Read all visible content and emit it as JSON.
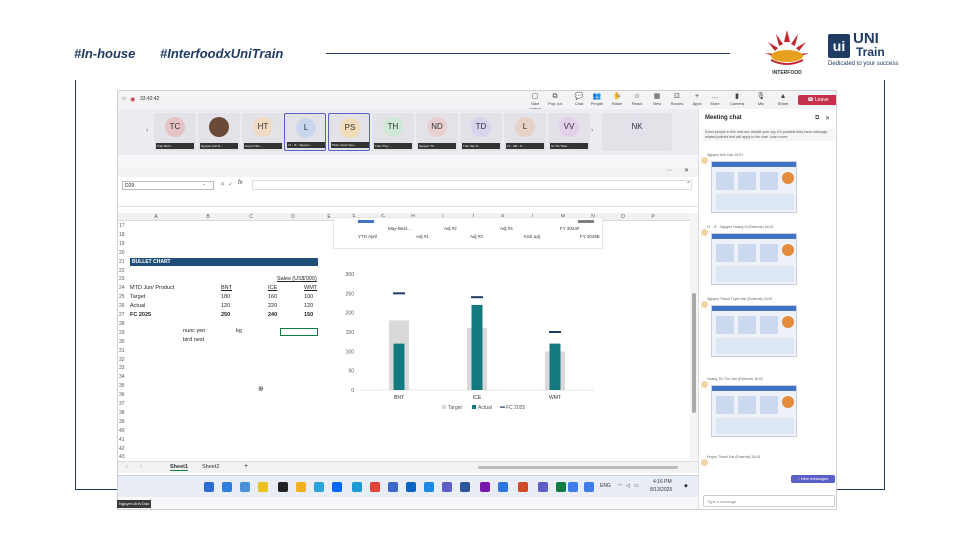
{
  "header": {
    "hashtag1": "#In-house",
    "hashtag2": "#InterfoodxUniTrain"
  },
  "logos": {
    "interfood_label": "INTERFOOD",
    "uni_line1": "UNI",
    "uni_line2": "Train",
    "uni_tagline": "Dedicated to your success"
  },
  "meeting": {
    "timer": "33:42:42",
    "toolbar": [
      {
        "label": "Take control",
        "icon": "▢"
      },
      {
        "label": "Pop out",
        "icon": "⧉"
      },
      {
        "label": "Chat",
        "icon": "💬"
      },
      {
        "label": "People",
        "icon": "👥"
      },
      {
        "label": "Raise",
        "icon": "✋"
      },
      {
        "label": "React",
        "icon": "☺"
      },
      {
        "label": "View",
        "icon": "▦"
      },
      {
        "label": "Rooms",
        "icon": "⊡"
      },
      {
        "label": "Apps",
        "icon": "+"
      },
      {
        "label": "More",
        "icon": "…"
      },
      {
        "label": "Camera",
        "icon": "▮"
      },
      {
        "label": "Mic",
        "icon": "🎙"
      },
      {
        "label": "Share",
        "icon": "▲"
      }
    ],
    "people_count": "20",
    "leave_label": "Leave",
    "participants": [
      {
        "initials": "TC",
        "name": "Tran Minh ...",
        "color": "#e7c4c4"
      },
      {
        "initials": "",
        "name": "Nguyen Anh D...",
        "color": "#6b4a3a"
      },
      {
        "initials": "HT",
        "name": "Huynh Nhu ...",
        "color": "#f1d9c4"
      },
      {
        "initials": "L",
        "name": "LT - IF - Nguyen...",
        "color": "#c9d7ee"
      },
      {
        "initials": "PS",
        "name": "Pham Xuan Son...",
        "color": "#f2dcb8"
      },
      {
        "initials": "TH",
        "name": "Tran Thuy ...",
        "color": "#cfe8d6"
      },
      {
        "initials": "ND",
        "name": "Nguyen Th...",
        "color": "#e9cfcf"
      },
      {
        "initials": "TD",
        "name": "Tran Van D...",
        "color": "#d9d4ee"
      },
      {
        "initials": "L",
        "name": "LT - HR - Tr...",
        "color": "#e7d2c8"
      },
      {
        "initials": "VV",
        "name": "Vo Thi Thuo...",
        "color": "#e2d0ea"
      },
      {
        "initials": "NK",
        "name": "",
        "color": "#e4e0ec"
      }
    ]
  },
  "excel": {
    "name_box": "D29",
    "fx": "fx",
    "columns": [
      "A",
      "B",
      "C",
      "D",
      "E",
      "F",
      "G",
      "H",
      "I",
      "J",
      "K",
      "L",
      "M",
      "N",
      "O",
      "P"
    ],
    "rows": [
      "17",
      "18",
      "19",
      "20",
      "21",
      "22",
      "23",
      "24",
      "25",
      "26",
      "27",
      "28",
      "29",
      "30",
      "31",
      "32",
      "33",
      "34",
      "35",
      "36",
      "37",
      "38",
      "39",
      "40",
      "41",
      "42",
      "43"
    ],
    "bullet_title": "BULLET CHART",
    "sales_label": "Sales (US$'000)",
    "table": {
      "header": [
        "MTD Jun/ Product",
        "BNT",
        "ICE",
        "WMT"
      ],
      "rows": [
        [
          "Target",
          "180",
          "160",
          "100"
        ],
        [
          "Actual",
          "120",
          "220",
          "120"
        ],
        [
          "FC 2025",
          "250",
          "240",
          "150"
        ]
      ]
    },
    "notes": {
      "nuoc_yen": "nuoc yen",
      "kg": "kg",
      "bird_nest": "bird nest"
    },
    "strip_labels": [
      "May-Best...",
      "Adj #2",
      "Adj #4",
      "FY 2024F",
      "YTD April",
      "Adj #1",
      "Adj #3",
      "Kick adj.",
      "FY 2029E"
    ],
    "sheets": [
      "Sheet1",
      "Sheet2"
    ]
  },
  "chart_data": {
    "type": "bar",
    "categories": [
      "BNT",
      "ICE",
      "WMT"
    ],
    "series": [
      {
        "name": "Target",
        "values": [
          180,
          160,
          100
        ]
      },
      {
        "name": "Actual",
        "values": [
          120,
          220,
          120
        ]
      },
      {
        "name": "FC 2025",
        "values": [
          250,
          240,
          150
        ]
      }
    ],
    "ylim": [
      0,
      300
    ],
    "yticks": [
      "0",
      "50",
      "100",
      "150",
      "200",
      "250",
      "300"
    ],
    "legend": "bottom",
    "colors": {
      "Target": "#d9d9d9",
      "Actual": "#127a7f",
      "FC 2025": "#1f3b63"
    }
  },
  "taskbar": {
    "lang": "ENG",
    "time": "4:16 PM",
    "date": "8/13/2025",
    "presenter": "Nguyen Anh Dao"
  },
  "chat": {
    "title": "Meeting chat",
    "note": "Some people in this chat are outside your org. It's possible they have message-related policies that will apply to the chat. Learn more",
    "messages": [
      {
        "sender": "Nguyen Anh Dao",
        "time": "16:01"
      },
      {
        "sender": "LT - IF - Nguyen Hoang Vi (External)",
        "time": "16:02"
      },
      {
        "sender": "Nguyen Thanh Tuyet Van (External)",
        "time": "16:03"
      },
      {
        "sender": "Hoang Thi Thu Van (External)",
        "time": "16:03"
      },
      {
        "sender": "Huynh Thanh Dat (External)",
        "time": "16:03"
      }
    ],
    "new_messages": "New messages",
    "input_placeholder": "Type a message"
  }
}
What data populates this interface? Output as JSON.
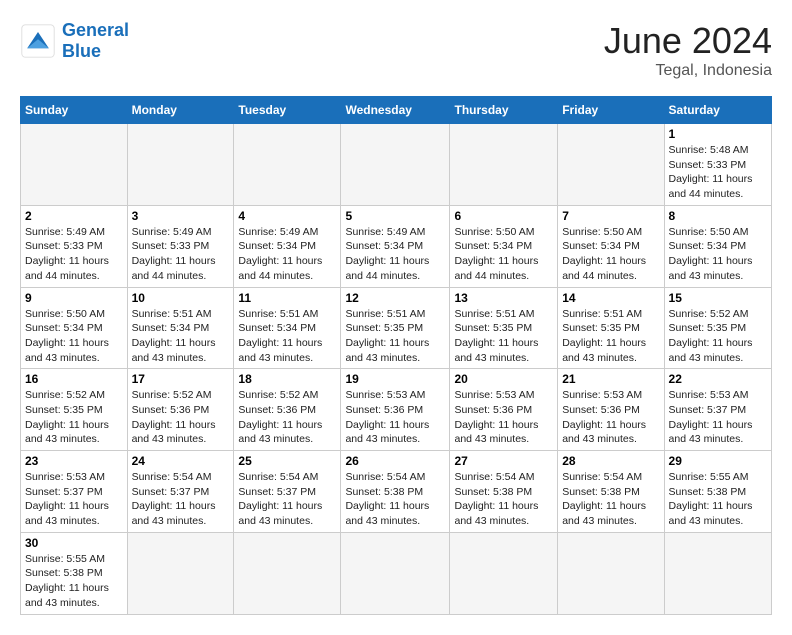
{
  "header": {
    "logo_general": "General",
    "logo_blue": "Blue",
    "month_year": "June 2024",
    "location": "Tegal, Indonesia"
  },
  "weekdays": [
    "Sunday",
    "Monday",
    "Tuesday",
    "Wednesday",
    "Thursday",
    "Friday",
    "Saturday"
  ],
  "weeks": [
    [
      {
        "day": "",
        "info": ""
      },
      {
        "day": "",
        "info": ""
      },
      {
        "day": "",
        "info": ""
      },
      {
        "day": "",
        "info": ""
      },
      {
        "day": "",
        "info": ""
      },
      {
        "day": "",
        "info": ""
      },
      {
        "day": "1",
        "info": "Sunrise: 5:48 AM\nSunset: 5:33 PM\nDaylight: 11 hours and 44 minutes."
      }
    ],
    [
      {
        "day": "2",
        "info": "Sunrise: 5:49 AM\nSunset: 5:33 PM\nDaylight: 11 hours and 44 minutes."
      },
      {
        "day": "3",
        "info": "Sunrise: 5:49 AM\nSunset: 5:33 PM\nDaylight: 11 hours and 44 minutes."
      },
      {
        "day": "4",
        "info": "Sunrise: 5:49 AM\nSunset: 5:34 PM\nDaylight: 11 hours and 44 minutes."
      },
      {
        "day": "5",
        "info": "Sunrise: 5:49 AM\nSunset: 5:34 PM\nDaylight: 11 hours and 44 minutes."
      },
      {
        "day": "6",
        "info": "Sunrise: 5:50 AM\nSunset: 5:34 PM\nDaylight: 11 hours and 44 minutes."
      },
      {
        "day": "7",
        "info": "Sunrise: 5:50 AM\nSunset: 5:34 PM\nDaylight: 11 hours and 44 minutes."
      },
      {
        "day": "8",
        "info": "Sunrise: 5:50 AM\nSunset: 5:34 PM\nDaylight: 11 hours and 43 minutes."
      }
    ],
    [
      {
        "day": "9",
        "info": "Sunrise: 5:50 AM\nSunset: 5:34 PM\nDaylight: 11 hours and 43 minutes."
      },
      {
        "day": "10",
        "info": "Sunrise: 5:51 AM\nSunset: 5:34 PM\nDaylight: 11 hours and 43 minutes."
      },
      {
        "day": "11",
        "info": "Sunrise: 5:51 AM\nSunset: 5:34 PM\nDaylight: 11 hours and 43 minutes."
      },
      {
        "day": "12",
        "info": "Sunrise: 5:51 AM\nSunset: 5:35 PM\nDaylight: 11 hours and 43 minutes."
      },
      {
        "day": "13",
        "info": "Sunrise: 5:51 AM\nSunset: 5:35 PM\nDaylight: 11 hours and 43 minutes."
      },
      {
        "day": "14",
        "info": "Sunrise: 5:51 AM\nSunset: 5:35 PM\nDaylight: 11 hours and 43 minutes."
      },
      {
        "day": "15",
        "info": "Sunrise: 5:52 AM\nSunset: 5:35 PM\nDaylight: 11 hours and 43 minutes."
      }
    ],
    [
      {
        "day": "16",
        "info": "Sunrise: 5:52 AM\nSunset: 5:35 PM\nDaylight: 11 hours and 43 minutes."
      },
      {
        "day": "17",
        "info": "Sunrise: 5:52 AM\nSunset: 5:36 PM\nDaylight: 11 hours and 43 minutes."
      },
      {
        "day": "18",
        "info": "Sunrise: 5:52 AM\nSunset: 5:36 PM\nDaylight: 11 hours and 43 minutes."
      },
      {
        "day": "19",
        "info": "Sunrise: 5:53 AM\nSunset: 5:36 PM\nDaylight: 11 hours and 43 minutes."
      },
      {
        "day": "20",
        "info": "Sunrise: 5:53 AM\nSunset: 5:36 PM\nDaylight: 11 hours and 43 minutes."
      },
      {
        "day": "21",
        "info": "Sunrise: 5:53 AM\nSunset: 5:36 PM\nDaylight: 11 hours and 43 minutes."
      },
      {
        "day": "22",
        "info": "Sunrise: 5:53 AM\nSunset: 5:37 PM\nDaylight: 11 hours and 43 minutes."
      }
    ],
    [
      {
        "day": "23",
        "info": "Sunrise: 5:53 AM\nSunset: 5:37 PM\nDaylight: 11 hours and 43 minutes."
      },
      {
        "day": "24",
        "info": "Sunrise: 5:54 AM\nSunset: 5:37 PM\nDaylight: 11 hours and 43 minutes."
      },
      {
        "day": "25",
        "info": "Sunrise: 5:54 AM\nSunset: 5:37 PM\nDaylight: 11 hours and 43 minutes."
      },
      {
        "day": "26",
        "info": "Sunrise: 5:54 AM\nSunset: 5:38 PM\nDaylight: 11 hours and 43 minutes."
      },
      {
        "day": "27",
        "info": "Sunrise: 5:54 AM\nSunset: 5:38 PM\nDaylight: 11 hours and 43 minutes."
      },
      {
        "day": "28",
        "info": "Sunrise: 5:54 AM\nSunset: 5:38 PM\nDaylight: 11 hours and 43 minutes."
      },
      {
        "day": "29",
        "info": "Sunrise: 5:55 AM\nSunset: 5:38 PM\nDaylight: 11 hours and 43 minutes."
      }
    ],
    [
      {
        "day": "30",
        "info": "Sunrise: 5:55 AM\nSunset: 5:38 PM\nDaylight: 11 hours and 43 minutes."
      },
      {
        "day": "",
        "info": ""
      },
      {
        "day": "",
        "info": ""
      },
      {
        "day": "",
        "info": ""
      },
      {
        "day": "",
        "info": ""
      },
      {
        "day": "",
        "info": ""
      },
      {
        "day": "",
        "info": ""
      }
    ]
  ]
}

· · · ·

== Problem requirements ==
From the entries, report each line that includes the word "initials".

== Answer space ==
        "initials": "TC",
        "initials": "",
        "initials": "HT",
        "initials": "L",
        "initials": "PS",
        "initials": "TH",
        "initials": "ND",
        "initials": "TD",
        "initials": "L",
        "initials": "VV",
        "initials": "NK",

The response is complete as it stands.